- _Your objective_
The answer must be every line of the records below that holds the word "búsqueda".

- _Information supplied_
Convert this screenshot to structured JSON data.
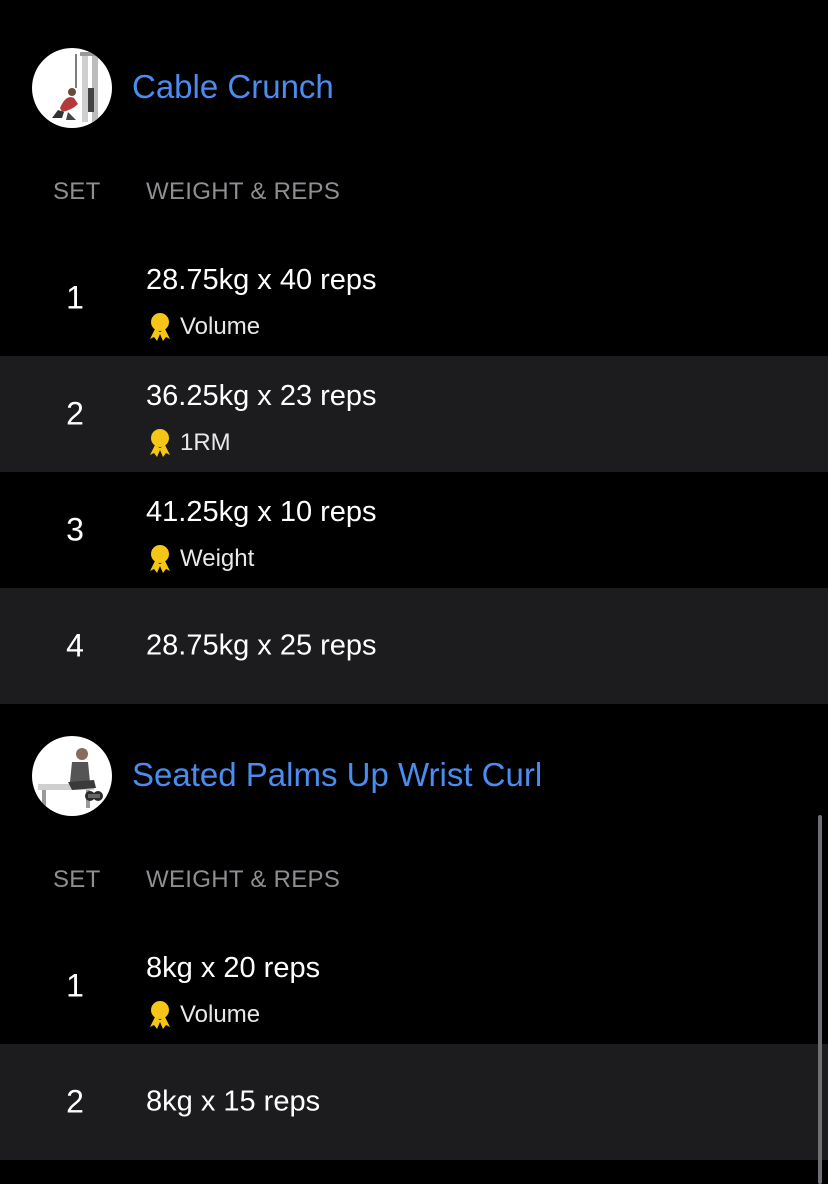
{
  "exercises": [
    {
      "title": "Cable Crunch",
      "image_icon": "cable-crunch-illustration",
      "col_set": "SET",
      "col_weight_reps": "WEIGHT & REPS",
      "sets": [
        {
          "num": "1",
          "text": "28.75kg x 40 reps",
          "pr": "Volume"
        },
        {
          "num": "2",
          "text": "36.25kg x 23 reps",
          "pr": "1RM"
        },
        {
          "num": "3",
          "text": "41.25kg x 10 reps",
          "pr": "Weight"
        },
        {
          "num": "4",
          "text": "28.75kg x 25 reps",
          "pr": null
        }
      ]
    },
    {
      "title": "Seated Palms Up Wrist Curl",
      "image_icon": "wrist-curl-illustration",
      "col_set": "SET",
      "col_weight_reps": "WEIGHT & REPS",
      "sets": [
        {
          "num": "1",
          "text": "8kg x 20 reps",
          "pr": "Volume"
        },
        {
          "num": "2",
          "text": "8kg x 15 reps",
          "pr": null
        }
      ]
    }
  ],
  "colors": {
    "background": "#000000",
    "row_alt": "#1c1c1e",
    "title_accent": "#4a8cf0",
    "header_text": "#8e8e93",
    "medal": "#f5c518"
  }
}
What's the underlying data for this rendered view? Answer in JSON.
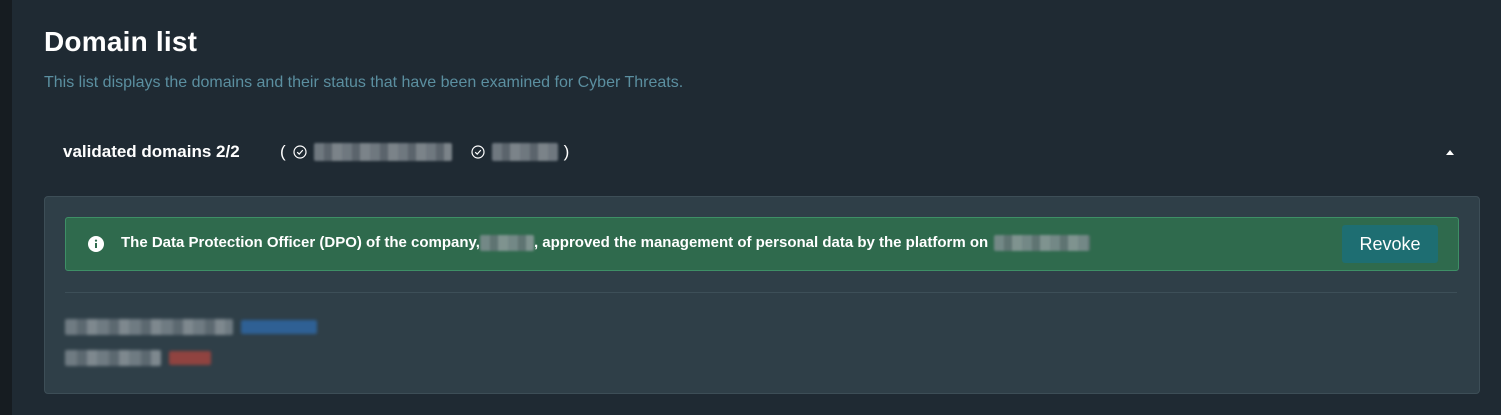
{
  "page": {
    "title": "Domain list",
    "subtitle": "This list displays the domains and their status that have been examined for Cyber Threats."
  },
  "section": {
    "title": "validated domains 2/2",
    "open_paren": "(",
    "close_paren": ")",
    "status_icon": "check-circle-icon",
    "toggle_icon": "caret-up-icon"
  },
  "alert": {
    "icon": "info-icon",
    "text_part1": "The Data Protection Officer (DPO) of the company, ",
    "text_part2": ", approved the management of personal data by the platform on",
    "revoke_label": "Revoke"
  },
  "colors": {
    "background": "#1f2a33",
    "subtitle": "#5b8fa0",
    "content_box": "#2f3f48",
    "alert_bg": "#2f6a4d",
    "revoke_bg": "#1e6e72",
    "status_blue": "#2f6fb5",
    "status_red": "#b9453d"
  }
}
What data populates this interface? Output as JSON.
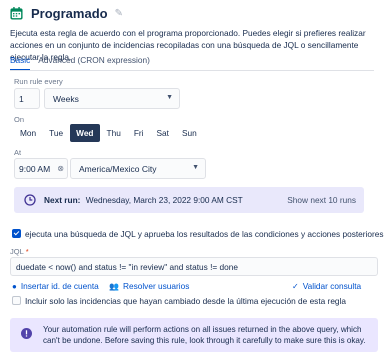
{
  "header": {
    "title": "Programado",
    "icon": "calendar-icon",
    "edit_icon": "pencil-icon"
  },
  "description": "Ejecuta esta regla de acuerdo con el programa proporcionado. Puedes elegir si prefieres realizar acciones en un conjunto de incidencias recopiladas con una búsqueda de JQL o sencillamente ejecutar la regla.",
  "tabs": [
    {
      "label": "Basic",
      "active": true
    },
    {
      "label": "Advanced (CRON expression)",
      "active": false
    }
  ],
  "schedule": {
    "run_every_label": "Run rule every",
    "interval_value": "1",
    "interval_unit": "Weeks",
    "on_label": "On",
    "days": [
      {
        "label": "Mon",
        "selected": false
      },
      {
        "label": "Tue",
        "selected": false
      },
      {
        "label": "Wed",
        "selected": true
      },
      {
        "label": "Thu",
        "selected": false
      },
      {
        "label": "Fri",
        "selected": false
      },
      {
        "label": "Sat",
        "selected": false
      },
      {
        "label": "Sun",
        "selected": false
      }
    ],
    "at_label": "At",
    "time": "9:00 AM",
    "timezone": "America/Mexico City"
  },
  "next_run": {
    "label": "Next run:",
    "value": "Wednesday, March 23, 2022 9:00 AM CST",
    "show_more": "Show next 10 runs"
  },
  "jql_checkbox": {
    "label": "ejecuta una búsqueda de JQL y aprueba los resultados de las condiciones y acciones posteriores",
    "checked": true
  },
  "jql": {
    "label": "JQL",
    "required_mark": "*",
    "value": "duedate < now() and status != \"in review\" and status != done"
  },
  "links": {
    "insert_account": "Insertar id. de cuenta",
    "resolve_users": "Resolver usuarios",
    "validate": "Validar consulta"
  },
  "changed_checkbox": {
    "label": "Incluir solo las incidencias que hayan cambiado desde la última ejecución de esta regla",
    "checked": false
  },
  "warning": {
    "text": "Your automation rule will perform actions on all issues returned in the above query, which can't be undone. Before saving this rule, look through it carefully to make sure this is okay."
  },
  "colors": {
    "accent": "#0052cc",
    "panel": "#e9e8fb",
    "selected_day": "#253858"
  }
}
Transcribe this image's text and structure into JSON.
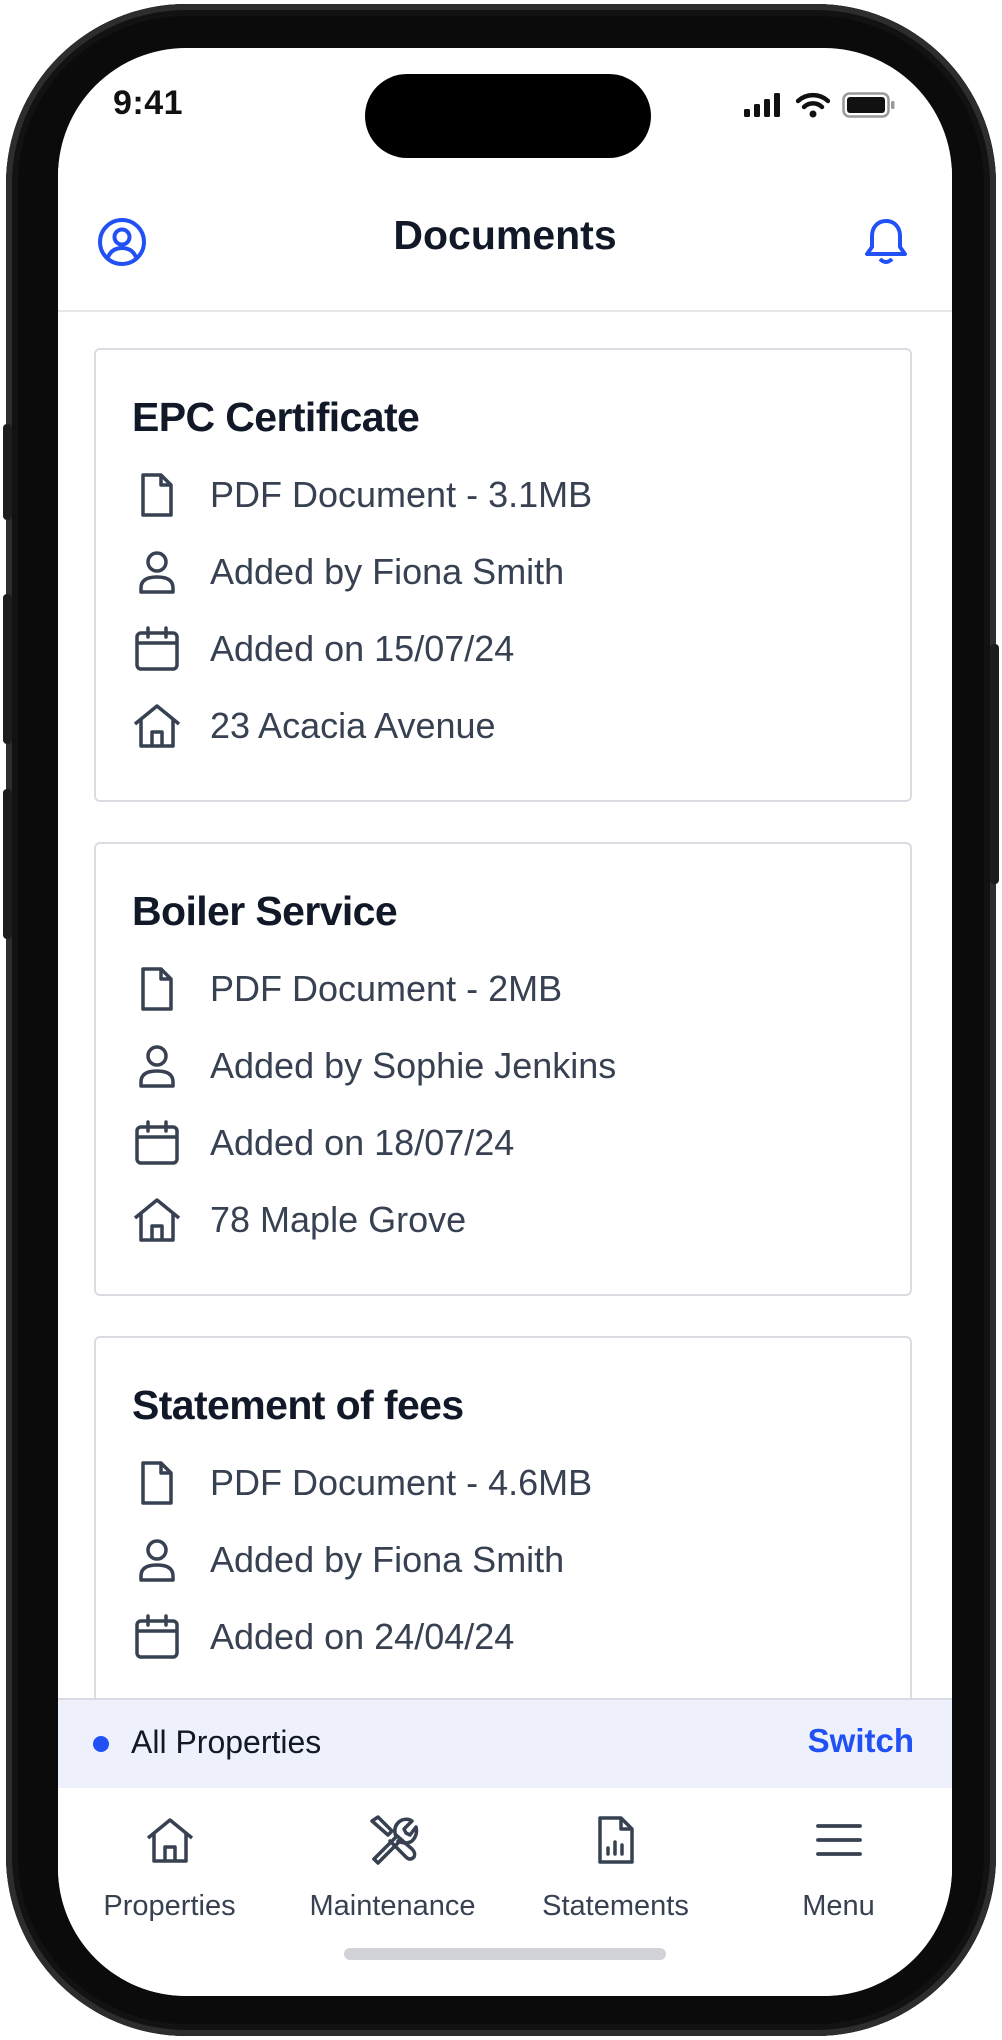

- _Response to the task_
  "description": "Ejecuta esta regla de acuerdo con el programa proporcionado. Puedes elegir si prefieres realizar acciones en un conjunto de incidencias recopiladas con una búsqueda de JQL o sencillamente ejecutar la regla.",
    "label": "ejecuta una búsqueda de JQL y aprueba los resultados de las condiciones y acciones posteriores",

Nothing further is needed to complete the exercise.